Physician's Desk Reference (Oradell, N.J.: Medical Economics Co., annual, $17.95). We were surprised recently to hear that this is the third best selling hardback book in the country. It is very good news because there is a great deal of vital information in it for anyone attempting a life-extension program. Here is where you will find the side effects of drugs you may be using—unfortunately, doctors rarely inform their patients of side effects. You can learn about undesirable drug interactions, what dosage ranges are typically used, and how fast you can increase (or decrease) your dose.

One thing you won't find mentioned in here are unapproved uses. For example, if you look at the entry for Diapid® nasal spray (Sandoz), you will find information only for its approved use (treatment for a condition of excessive urination), not for a recently discovered unapproved use (improving memory and learning and decreasing reaction time). The federal Food and Drug Administration forbids manufacturers from providing this data to doctors, including merely sending out copies of legitimate scientific papers.

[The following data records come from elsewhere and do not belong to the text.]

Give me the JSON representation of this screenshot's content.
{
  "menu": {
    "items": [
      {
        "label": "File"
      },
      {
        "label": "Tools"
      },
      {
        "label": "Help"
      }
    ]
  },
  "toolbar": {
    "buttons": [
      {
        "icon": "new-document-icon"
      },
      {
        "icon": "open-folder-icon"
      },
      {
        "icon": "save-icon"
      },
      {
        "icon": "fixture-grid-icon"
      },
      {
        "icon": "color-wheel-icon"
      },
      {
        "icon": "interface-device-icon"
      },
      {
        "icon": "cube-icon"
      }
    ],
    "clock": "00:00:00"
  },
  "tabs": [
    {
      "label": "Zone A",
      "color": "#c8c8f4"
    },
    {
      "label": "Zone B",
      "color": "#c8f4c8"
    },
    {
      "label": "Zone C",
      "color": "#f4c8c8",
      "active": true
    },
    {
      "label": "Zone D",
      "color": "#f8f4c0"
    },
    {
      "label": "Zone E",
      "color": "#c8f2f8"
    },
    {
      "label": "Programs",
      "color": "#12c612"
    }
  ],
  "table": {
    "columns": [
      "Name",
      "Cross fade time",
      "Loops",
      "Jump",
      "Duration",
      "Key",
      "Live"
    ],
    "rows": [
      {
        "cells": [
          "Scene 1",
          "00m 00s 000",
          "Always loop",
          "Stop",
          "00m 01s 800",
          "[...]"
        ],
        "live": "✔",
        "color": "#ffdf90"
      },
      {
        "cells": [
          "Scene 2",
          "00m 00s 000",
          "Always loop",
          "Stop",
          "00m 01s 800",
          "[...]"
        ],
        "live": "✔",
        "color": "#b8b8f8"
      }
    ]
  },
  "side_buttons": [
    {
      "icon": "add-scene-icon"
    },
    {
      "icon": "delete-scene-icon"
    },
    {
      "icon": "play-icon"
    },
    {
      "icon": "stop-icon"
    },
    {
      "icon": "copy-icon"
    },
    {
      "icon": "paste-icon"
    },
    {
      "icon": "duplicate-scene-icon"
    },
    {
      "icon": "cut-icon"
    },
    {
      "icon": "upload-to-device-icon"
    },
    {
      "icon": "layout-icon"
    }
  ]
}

The Life Extension Revolution, by Saul Kent (New York: Morrow, 1980, $12.95), and Secrets of Life Extension, by John A. Mann (Berkeley, Calif.: And/Or Press, 1980, $7.95 paper). Both of these books are excellent introductions to theoretical and practical aspects of current aging science. The Mann book is more oriented to practical application. It contains hundreds of references, a large percentage of which are to the primary scientific literature. Kent's bibliography contains an amazing 750 references, well worth the price of the book by themselves. He is a veteran medical writer with a long list of published articles, many of them in a geriatrics magazine for doctors. His articles are almost invariably impeccably researched, and he rarely draws conclusions that go beyond the data. Both these books have much data on free radicals.

Vitamin C, the Common Cold, and the Flu, by Linus Pauling (San Francisco: W.H. Freeman, 1976, $3.45 paper), and Cancer and Vitamin C, by Ewan Cameron and Linus Pauling (Palo Alto, Calif.: Linus Pauling Institute of Science and Medicine, 1979, $9.95). Both these books are musts for anyone seriously interested in improving his health.

Vitamin C is an important antioxidant nutrient that does have anticancer properties, as well as performing myriad other functions in the body: stimulating healing (it is required for the synthesis of the protein collagen in connective tissue), stimulating the activity of certain white blood cells, protecting the brain and spinal cord from damaging oxidation (these structures use active transport, requiring considerable energy, to increase the vitamin C content within individual nerve cells to 100 times that in the general circulation), and others. Many of these are discussed in the two books on vitamin C, which are well documented and cover vastly more subject matter than their titles suggest.

Prolongevity, by Albert Rosenfeld (New York: Knopf, 1976, $2.50 paper), and Slowing Down the Aging Process, by Hans J. Kugler (New York: Pyramid, 1974, $1.50 paper). Both of these books were written for a wider public audience than Life Extension: A Practical Scientific Approach, The Life Extension Revolution, or Secrets of Life Extension. Both of them are excellent introductions to the subject of aging processes and means of intervention. Neither is a how-to book, but they do provide generally clear and accurate information concerning reasonably current thinking in gerontology. Of course, since these were published a few years ago, they lag behind, particularly in the greatly increased recognition of the importance of free-radical pathology in aging and in newer forms of antiaging therapy. Many good references are given to the primary scientific literature.

(To be concluded next month.)

Durk Pearson and Sandy Shaw are consulting scientists, authors, and TV personalities.

A list of scientific literature on this topic is available. Send a stamped, self-addressed envelope to this publication and ask for December h&w references.